Most people become managers by accident. You become proficient in a specific business discipline, and all of a sudden you’re asked to manage others. Unfortunately, most accidental managers never notice that they’re not well developed for the role. The consequences can be expensive, both for the business and for the poorly managed individuals.
I was fortunate enough to be employed by Fortune 100 companies as I stumbled into management. Large corporations like Citibank and CIGNA recognize that management is a learned discipline that requires practice for success. They understand the costs of poor management. But many entrepreneurs fail to notice shortcomings in new managers. As their businesses grow, this problem becomes a real liability.
When I joined Kaufman, Rossin & Co., I began teaching management to our new supervisors and managers. And as I taught those lessons and applied them in my daily work, I began to realize how much the principles of management mirrored those of my daily yoga practice. It occurred to me that everything I need to know about management I learned in yoga.

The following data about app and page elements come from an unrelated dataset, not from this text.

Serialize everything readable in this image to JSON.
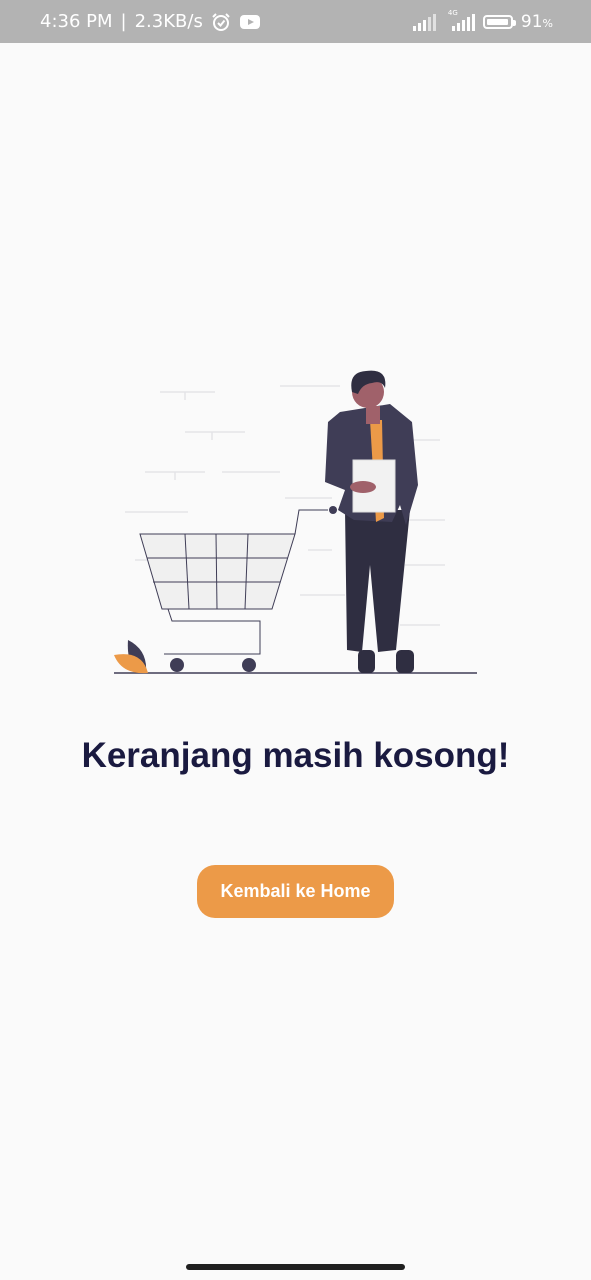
{
  "status_bar": {
    "time": "4:36 PM",
    "separator": "|",
    "network_speed": "2.3KB/s",
    "network_type": "4G",
    "battery_percent": "91",
    "battery_unit": "%",
    "icons": [
      "alarm-icon",
      "youtube-icon",
      "signal-icon",
      "signal-4g-icon",
      "battery-icon"
    ]
  },
  "empty_cart": {
    "title": "Keranjang masih kosong!",
    "button_label": "Kembali ke Home"
  },
  "colors": {
    "accent": "#ec9a48",
    "title": "#1a1a40",
    "background": "#fafafa",
    "status_bar": "#b3b3b3"
  }
}
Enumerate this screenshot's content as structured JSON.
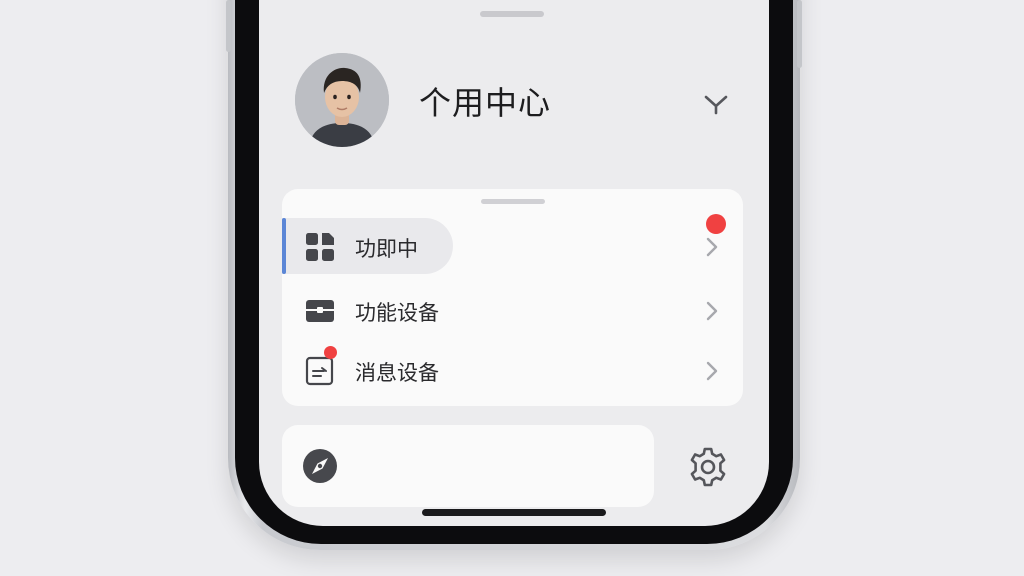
{
  "header": {
    "title": "个用中心"
  },
  "menu": {
    "items": [
      {
        "label": "功即中",
        "icon": "grid-document-icon",
        "selected": true,
        "badge": true
      },
      {
        "label": "功能设备",
        "icon": "briefcase-icon",
        "selected": false,
        "badge": false
      },
      {
        "label": "消息设备",
        "icon": "message-document-icon",
        "selected": false,
        "badge": true
      }
    ]
  },
  "bottom": {
    "left_icon": "compass-icon",
    "right_icon": "gear-icon"
  },
  "colors": {
    "accent": "#5b86d6",
    "badge": "#f04141",
    "background": "#ededf0",
    "card": "#fafafa"
  }
}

Recently I presented a seminar on this topic as part of our monthly Kaufman, Rossin Presents series. These seminars are designed to train entrepreneurs on a wide range of topics and offer excellent networking opportunities. Attendees include business owners, non-profit leaders and financial professionals. Here are some highlights:
- It’s all about alignment. In yoga, if you don’t pay attention to the alignment of your body, it’s very easy to get hurt. In management, keeping your staff aligned with your short- and long-term goals helps them understand their role in the company’s success. It’s very motivating to know the big picture and how your work contributes.
- Act like a performance coach. Just telling a developing yogi to stand on her head doesn’t really teach her how to turn upside down safely and successfully. Coaching through specific steps – clasp your hands, make a tripod, place your head, and walk slowly forward – makes this one of the most exhilarating poses to learn. Likewise, coaching a staff member step-by-step through a new task leads to faster and more rewarding results.
- Practice daily. My daily yoga practice, whether a short home practice in the morning or a longer studio class, stretches me out and keeps me balanced through the day. Spending a little time every day with your employees, talking about their work, keeps your whole team balanced and grounded.
Just as I have used props (e.g. block, strap, mat) in yoga to help me develop and grow in my practice, my management curriculum owes much to excellent props – in this case, books. I highly recommend the following reading for managers of all levels: Bruce Tulgan’s “It’s Okay to Be the Boss,” Steven Covey’s “Seven Habits of Highly Effective People,” Joseph Grenny’s “Crucial Conversations”and Daniel Pink’s “Drive.”
If you’re interested in management training for yourself or your company, contact me at firstname.lastname@example.org
Janet Kyle Altman is marketing principal for Kaufman, Rossin & Co., and responsible for many of the management and leadership training programs the firm offers. She can be reached at email@example.com.